Instead of having it as a private property of morh\Object I think that is
will be maintained in each property. When status() is called on the Object
then it will simply go through the various properties object to determine
the status. That way I can easily determine what has changed.

It also paves the way for a process allowing only partial updates of changed
fields rather than having to pass the entire object back to Mongo. Which
hopefully would improve performance by quite a bit.

Regards,
Jon

On 2 June 2011 05:38, mgrandi <
reply@reply.github.com>wrote:

I managed to get around this for ComposeMany by creating a new array,
putting all of the old entries in the old composemany array and then saying
aComposeManyField = $newArray, and since you are changing the entire
property, then it gets its state set to dirty and it works fine. it doesn't
seem to be working for has many however

Reply to this email directly or view it on GitHub:
#14 (comment)

@mgrandi

This comment has been minimized.

Show comment Hide comment
@mgrandi

mgrandi Jun 2, 2011

Contributor
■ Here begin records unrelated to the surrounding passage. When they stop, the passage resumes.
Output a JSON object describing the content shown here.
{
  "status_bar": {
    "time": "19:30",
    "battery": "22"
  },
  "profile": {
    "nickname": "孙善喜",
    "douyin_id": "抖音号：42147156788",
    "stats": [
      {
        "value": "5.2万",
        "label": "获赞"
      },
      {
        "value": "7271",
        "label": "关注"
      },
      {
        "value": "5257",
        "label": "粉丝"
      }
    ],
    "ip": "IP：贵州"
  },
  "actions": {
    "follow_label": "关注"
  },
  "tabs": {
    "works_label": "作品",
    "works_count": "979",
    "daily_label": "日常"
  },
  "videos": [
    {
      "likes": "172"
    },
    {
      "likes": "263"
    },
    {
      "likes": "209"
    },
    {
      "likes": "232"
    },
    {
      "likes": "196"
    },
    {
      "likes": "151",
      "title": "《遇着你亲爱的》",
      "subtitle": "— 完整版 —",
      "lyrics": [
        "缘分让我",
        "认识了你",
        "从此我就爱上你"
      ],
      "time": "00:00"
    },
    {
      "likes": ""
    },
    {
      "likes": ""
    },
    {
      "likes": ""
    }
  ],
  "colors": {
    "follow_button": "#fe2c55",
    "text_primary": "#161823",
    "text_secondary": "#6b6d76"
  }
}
But i feel even if every property (string, has many, compose many, etc) has its own status, you are still going to run into the problem where the code isn't able to detect when something is added to the 'composeMany/hasMany array' because __set isn't called when you use the array syntax. I asked around about this (still kinda new at php) and they mentioned the interface ArrayAccess. HasMany and ComposeMany can just implement ArrayAccess, and then we will have methods that get called whenever we add something to the array (offsetSet) so then we can set the state as dirty. As well as the added bonus of still treating HasMany and ComposeMany as arrays with the array syntax.

I feel what you are talking about is good though and should be implemented , i just feel these are two different issues =P
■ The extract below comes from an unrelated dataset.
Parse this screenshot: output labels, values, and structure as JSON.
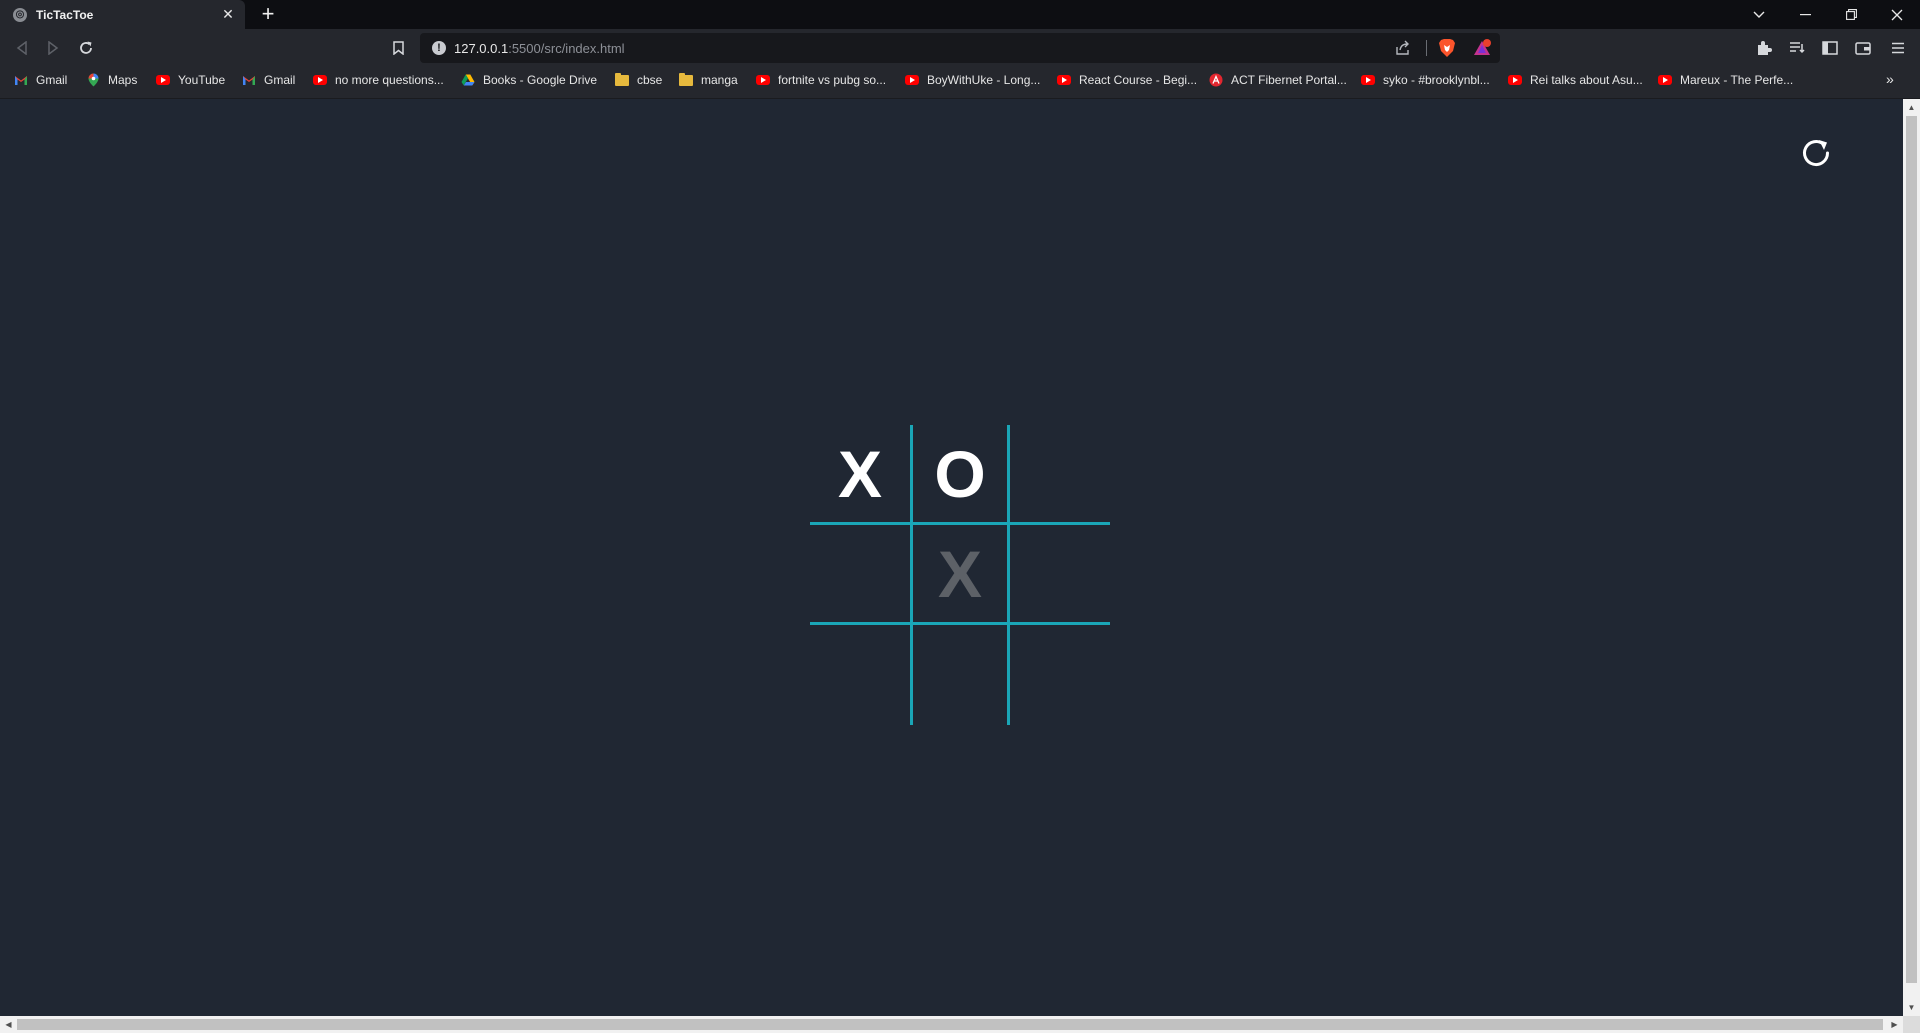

Contributor

mgrandi commented Jun 2, 2011

But i feel even if every property (string, has many, compose many, etc) has its own status, you are still going to run into the problem where the code isn't able to detect when something is added to the 'composeMany/hasMany array' because __set isn't called when you use the array syntax. I asked around about this (still kinda new at php) and they mentioned the interface ArrayAccess. HasMany and ComposeMany can just implement ArrayAccess, and then we will have methods that get called whenever we add something to the array (offsetSet) so then we can set the state as dirty. As well as the added bonus of still treating HasMany and ComposeMany as arrays with the array syntax.
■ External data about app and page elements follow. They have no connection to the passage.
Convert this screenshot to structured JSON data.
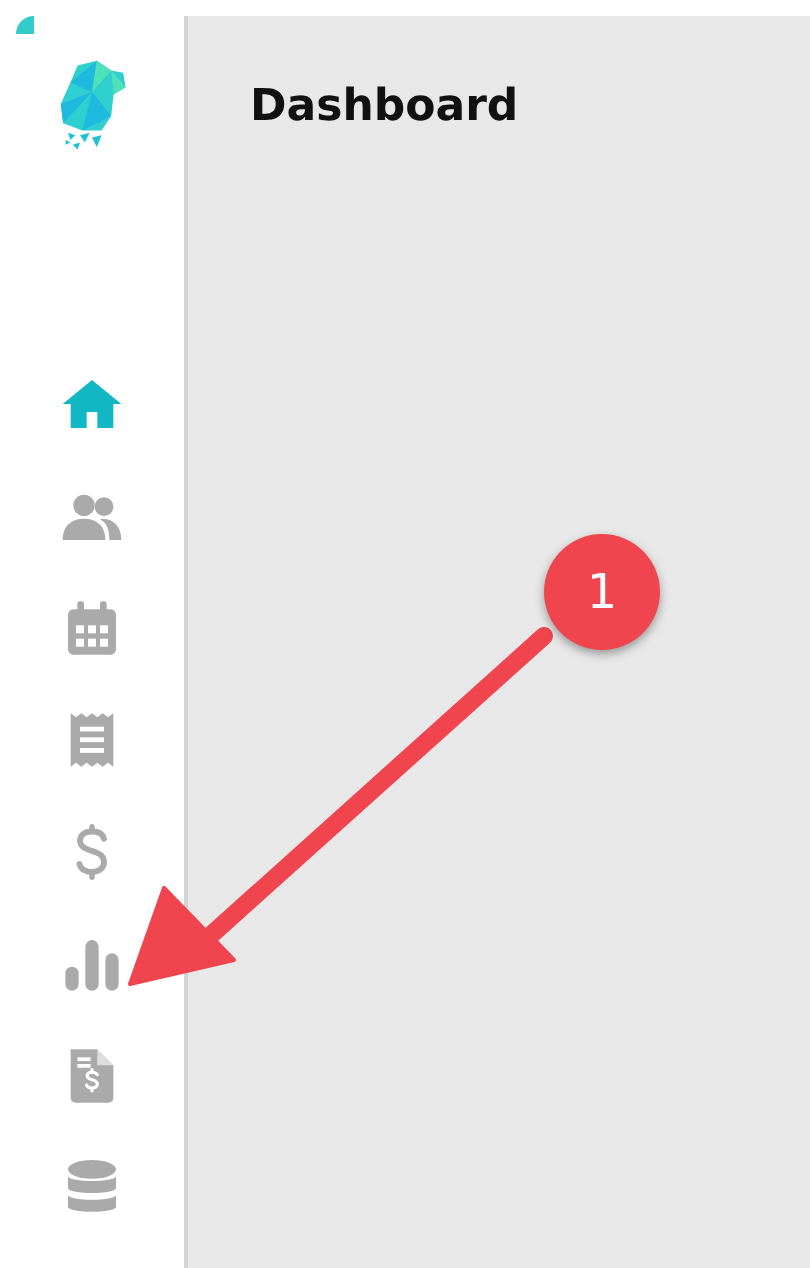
{
  "page": {
    "title": "Dashboard"
  },
  "sidebar": {
    "items": [
      {
        "kind": "home",
        "selected": true
      },
      {
        "kind": "people",
        "selected": false
      },
      {
        "kind": "calendar",
        "selected": false
      },
      {
        "kind": "receipt",
        "selected": false
      },
      {
        "kind": "dollar",
        "selected": false
      },
      {
        "kind": "chart",
        "selected": false
      },
      {
        "kind": "invoice",
        "selected": false
      },
      {
        "kind": "database",
        "selected": false
      }
    ]
  },
  "annotation": {
    "label": "1"
  }
}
I feel what you are talking about is good though and should be implemented , i just feel these are two different issues =P

@a-musing-moose

This comment has been minimized.

Show comment Hide comment
@a-musing-moose

a-musing-moose Jun 2, 2011

Owner

Hey Mark.

Within Compose/Has Many type properties the actual values are now held in an instance of \morph\properties\StatefulCollection. Which does pretty much what you are talking about. It extends \morph\Collection (which is itself an ArrayObject) but it knows who it's parent property object is and will let it know whenever an element is appended or an offset set.

implementing the ArrayAccess interface directly within the property class might actually be cleaner but you loose a lot of the interesting functionality that \morph\Collection brings. I shall think on it and may switch to using the interface if it makes sense.

Owner

a-musing-moose commented Jun 2, 2011

Hey Mark.

Within Compose/Has Many type properties the actual values are now held in an instance of \morph\properties\StatefulCollection. Which does pretty much what you are talking about. It extends \morph\Collection (which is itself an ArrayObject) but it knows who it's parent property object is and will let it know whenever an element is appended or an offset set.

implementing the ArrayAccess interface directly within the property class might actually be cleaner but you loose a lot of the interesting functionality that \morph\Collection brings. I shall think on it and may switch to using the interface if it makes sense.

Sign up for free to join this conversation on GitHub. Already have an account? Sign in to comment